Virginia became the latest state to decriminalize marijuana, after Democratic Gov. Ralph Northam signed a sweeping criminal justice legislative package into law on Sunday.
The legislation will decriminalize simple possession of pot and create a $25 civil penalty It will also seal the records of convictions and prohibit employers from inquiring about past convictions.
“Every Virginian deserves access to a fair and equitable criminal justice system,” said Northam in a statement. “These bills combat mass incarceration, increase support for returning citizens, and ensure that those who have paid their debt to society have a meaningful second chance. I thank the General Assembly for working with us to build a more just and inclusive Commonwealth.”

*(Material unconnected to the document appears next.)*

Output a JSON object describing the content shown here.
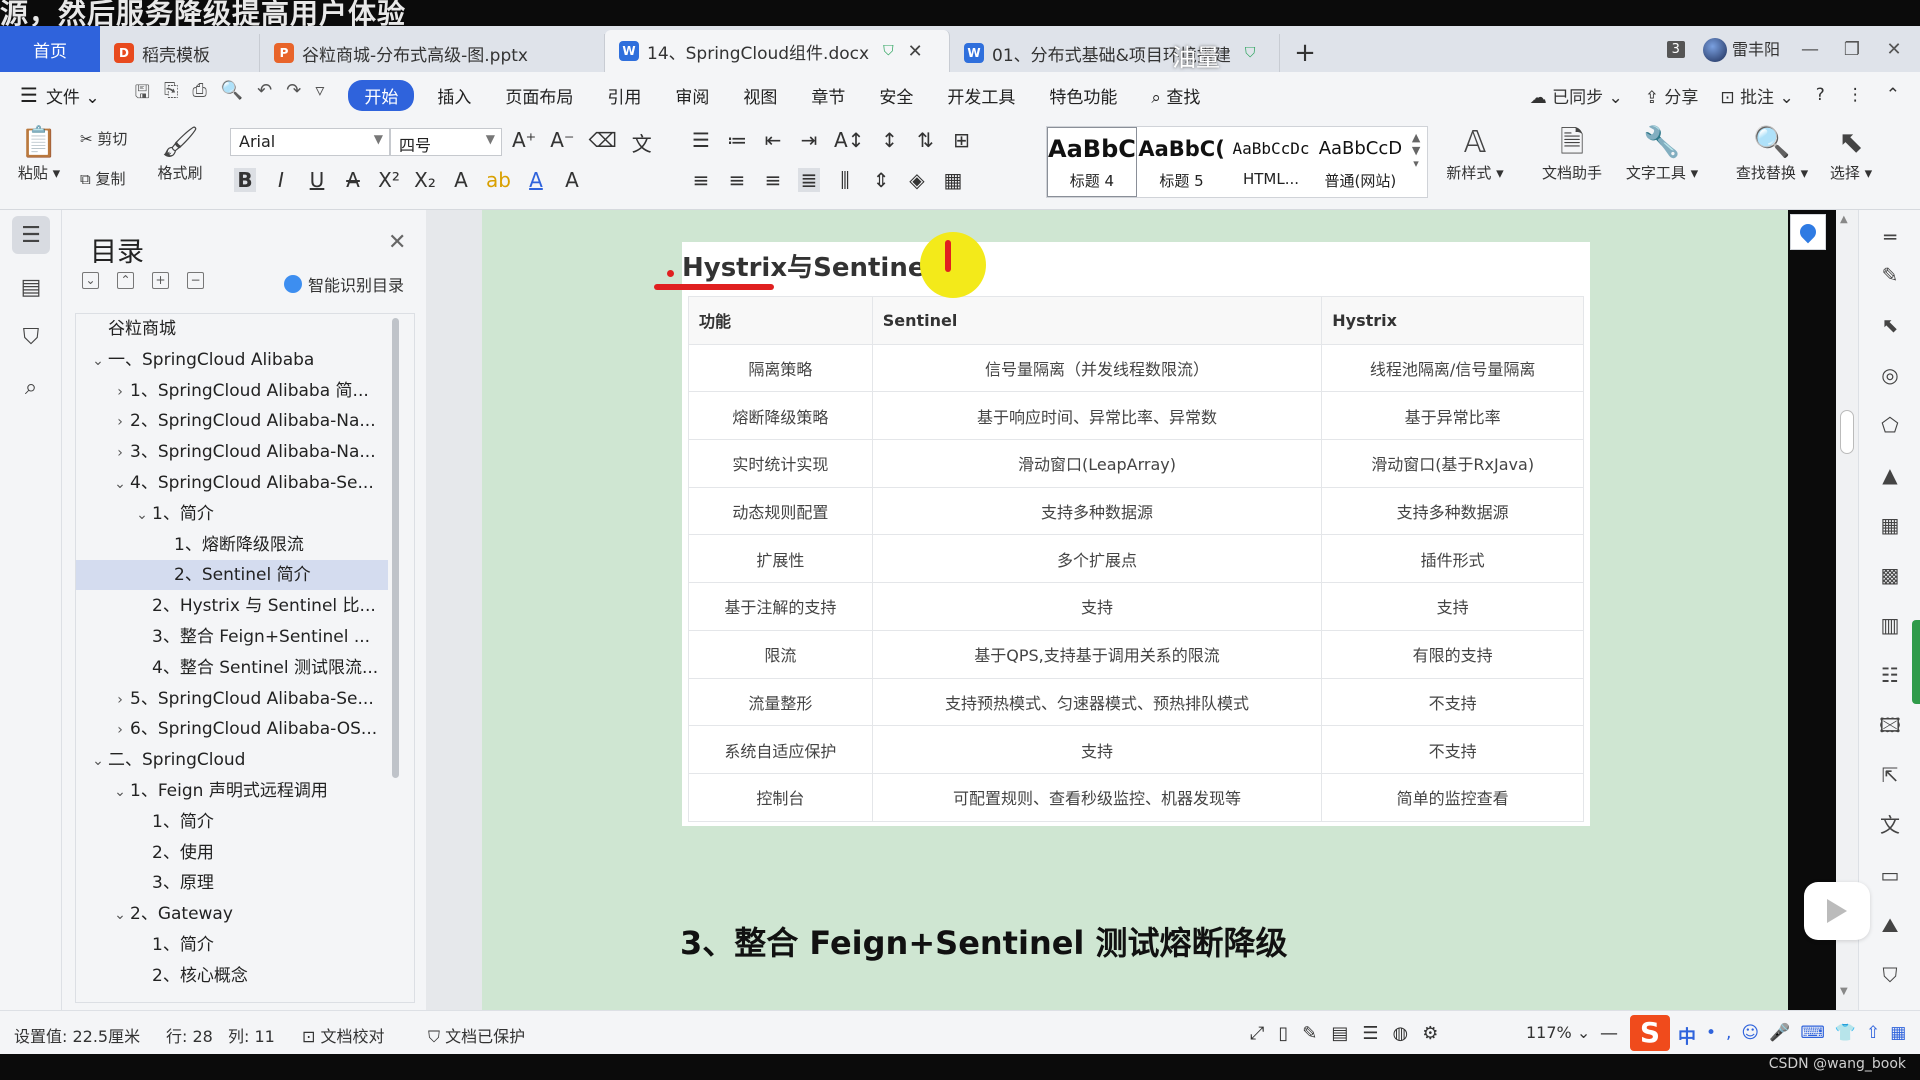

The bills are the culmination of a vision that Northam outlined back in January, when he offered up a criminal justice reform package that included marijuana decriminalization. The legislation passed Virginia’s general assembly last month.
Northam has, notably, stopped short of endorsing outright legalization of marijuana, but the legislation he signed on Sunday does include the creation of a work group to study the impact of legalization of marijuana. The group has until November 30, 2021 to prepare a report for Northam.
By then, the Commonwealth will be preparing to welcome a new governor. It could be Mark Herring, Virginia’s Democratic attorney general who said he will mount a gubernatorial bid next year.
Herring announced his support for marijuana legalization in a tweet back in October. In the tweet, he cited the poll he mentioned at the summit on Wednesday. The poll, conducted by the University of Mary Washington, found that 61 percent of Virginians support legalization marijuana for recreational use—up from 39 percent when the school polled the same question only two years ago.
“Virginians know we can do better. It’s time to move toward legal, regulated adult use,” Herring wrote in the tweet.
In December, Herring hosted a day-long summit in the capital city of Richmond, where he made his case for joining the more than dozen states and cities that have lifted pot prohibition.